--- Try it ---
Keep every line of the data below that has the string "everything" and present those lines.

--- Extracted material ---
# # # #

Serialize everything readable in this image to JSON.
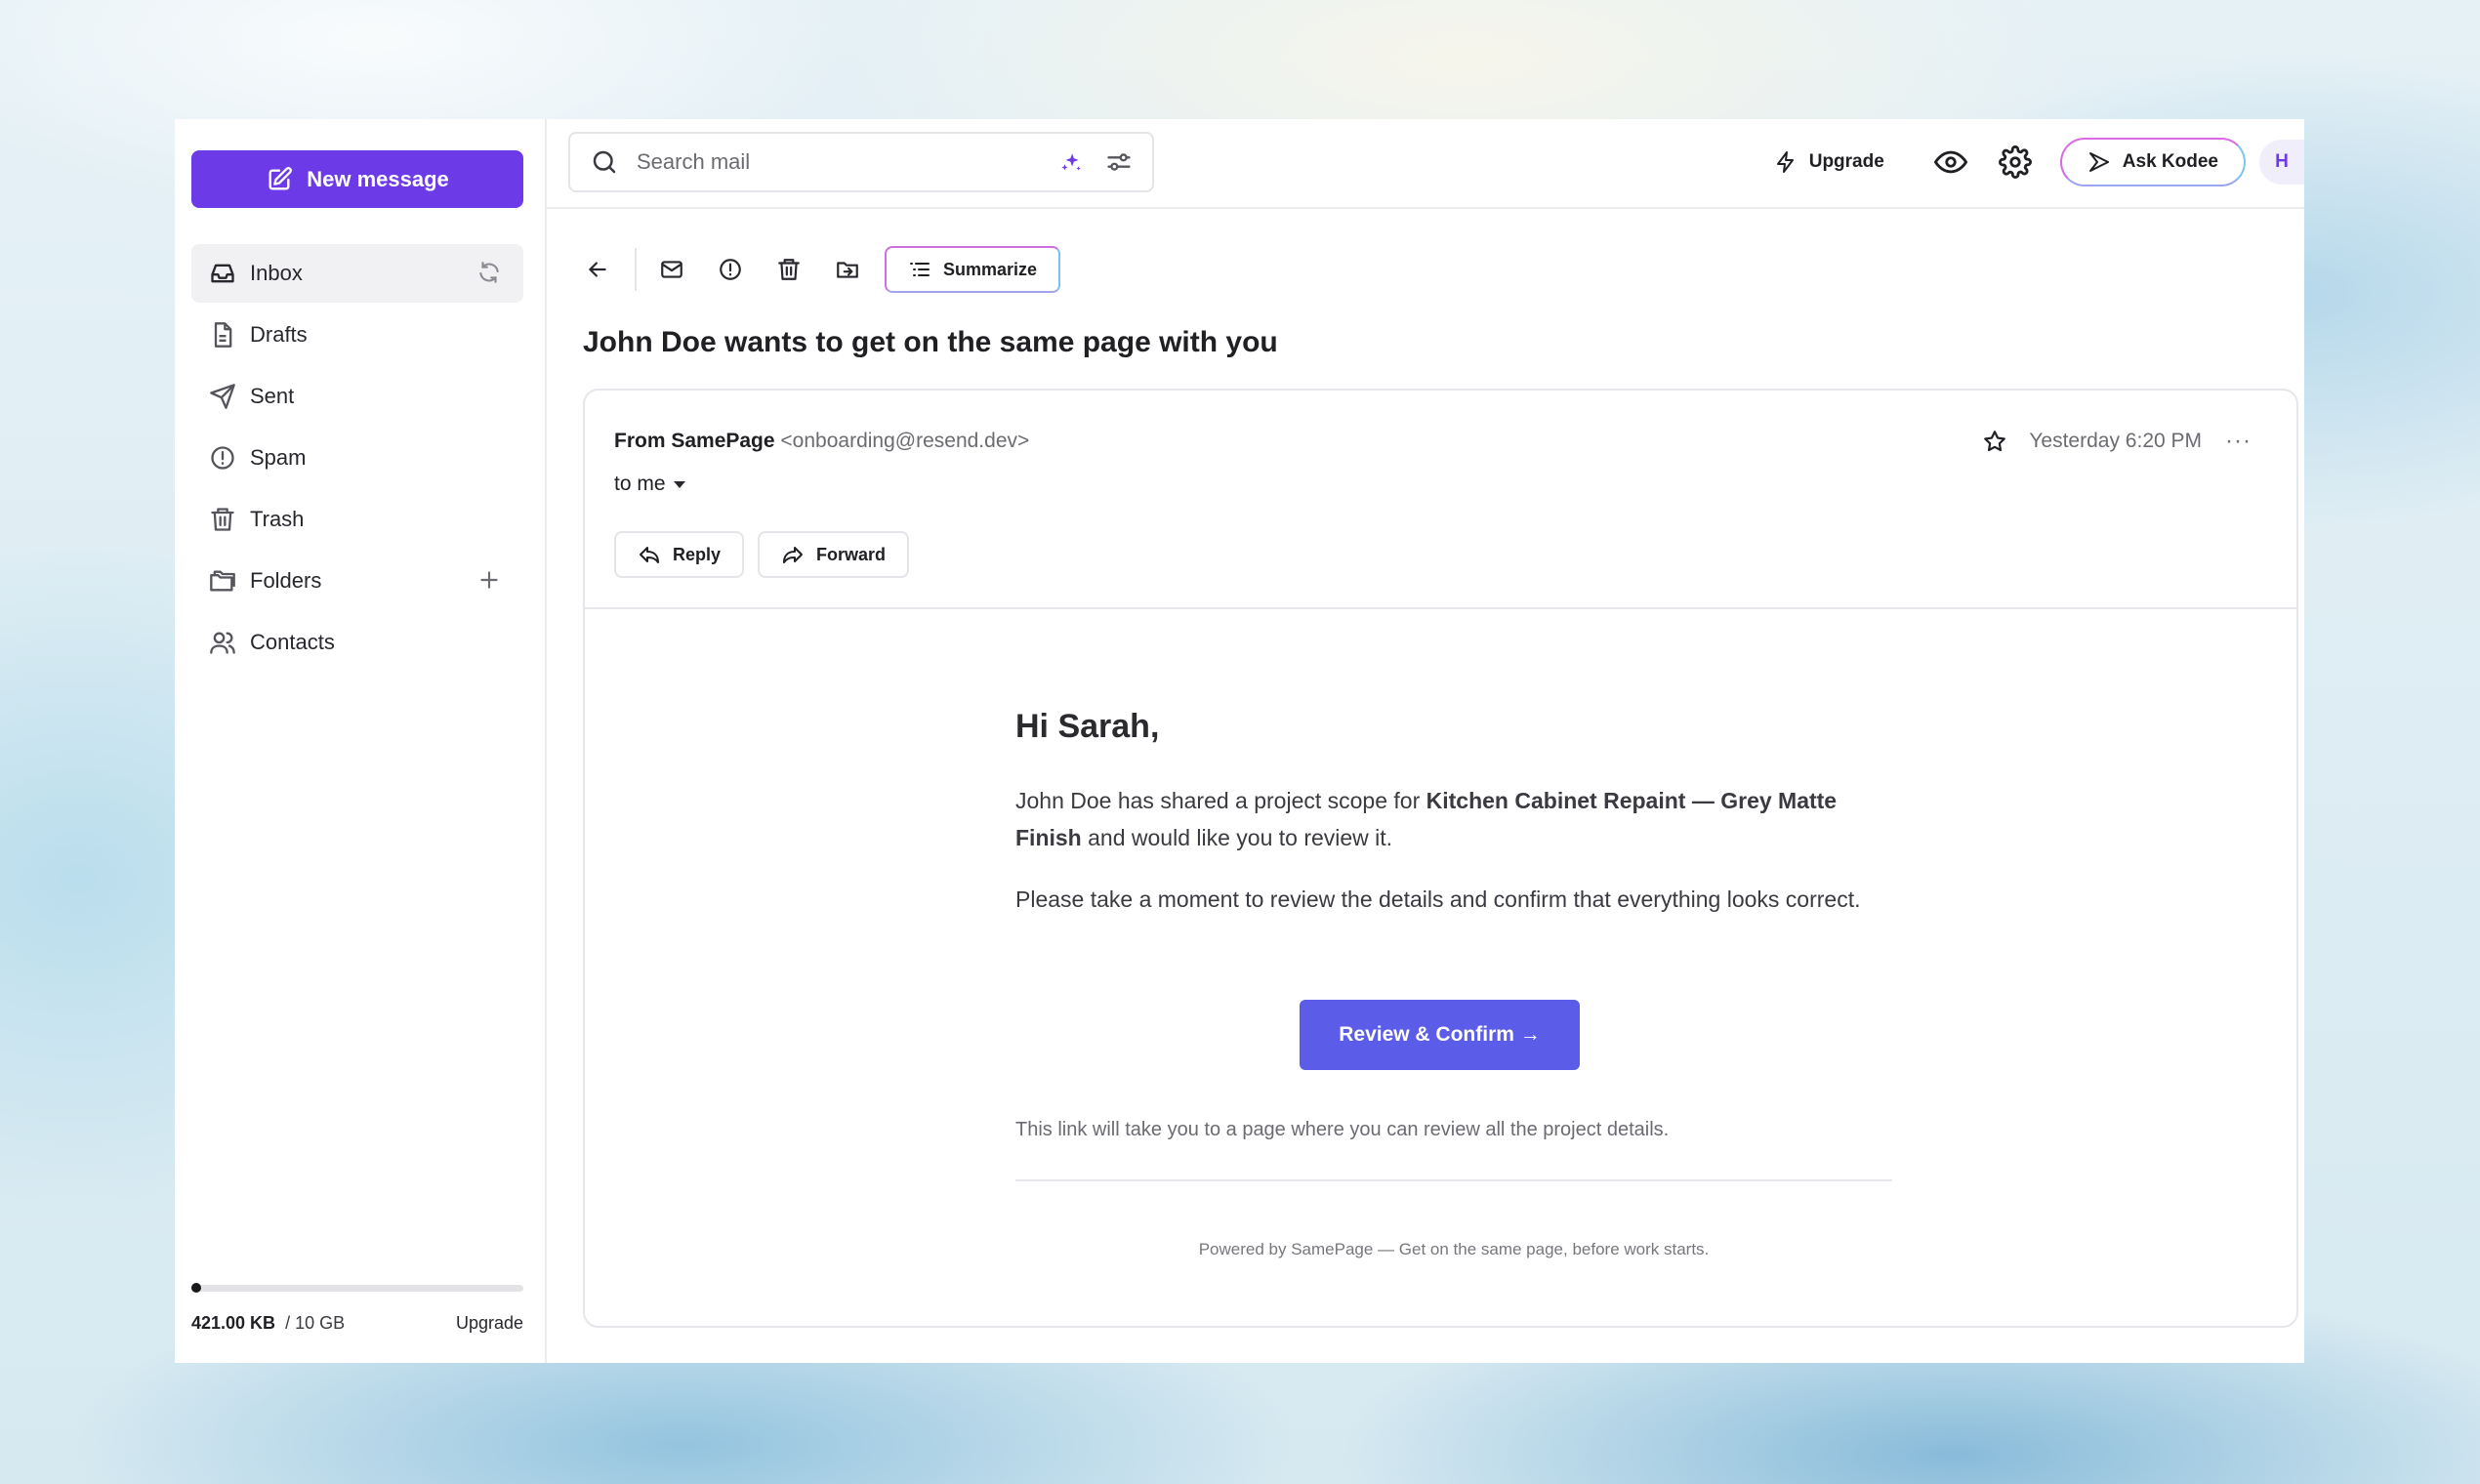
{
  "sidebar": {
    "new_message": "New message",
    "items": [
      {
        "label": "Inbox"
      },
      {
        "label": "Drafts"
      },
      {
        "label": "Sent"
      },
      {
        "label": "Spam"
      },
      {
        "label": "Trash"
      },
      {
        "label": "Folders"
      },
      {
        "label": "Contacts"
      }
    ],
    "storage": {
      "used": "421.00 KB",
      "total": "/ 10 GB",
      "upgrade": "Upgrade",
      "used_fraction": 4e-05
    }
  },
  "topbar": {
    "search_placeholder": "Search mail",
    "upgrade": "Upgrade",
    "ask": "Ask Kodee",
    "avatar_initial": "H"
  },
  "toolbar": {
    "summarize": "Summarize"
  },
  "email": {
    "subject": "John Doe wants to get on the same page with you",
    "from_label": "From SamePage",
    "from_address": "<onboarding@resend.dev>",
    "to": "to me",
    "time": "Yesterday 6:20 PM",
    "more": "···",
    "reply": "Reply",
    "forward": "Forward",
    "greeting": "Hi Sarah,",
    "p1_before": "John Doe has shared a project scope for ",
    "p1_bold": "Kitchen Cabinet Repaint — Grey Matte Finish",
    "p1_after": " and would like you to review it.",
    "p2": "Please take a moment to review the details and confirm that everything looks correct.",
    "cta": "Review & Confirm →",
    "note": "This link will take you to a page where you can review all the project details.",
    "footer": "Powered by SamePage — Get on the same page, before work starts."
  },
  "colors": {
    "accent": "#6d3ae8",
    "cta": "#5b5ce8"
  }
}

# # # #

--- Your solution ---
Serialize everything readable in this image to JSON.
    "p2": "Please take a moment to review the details and confirm that everything looks correct.",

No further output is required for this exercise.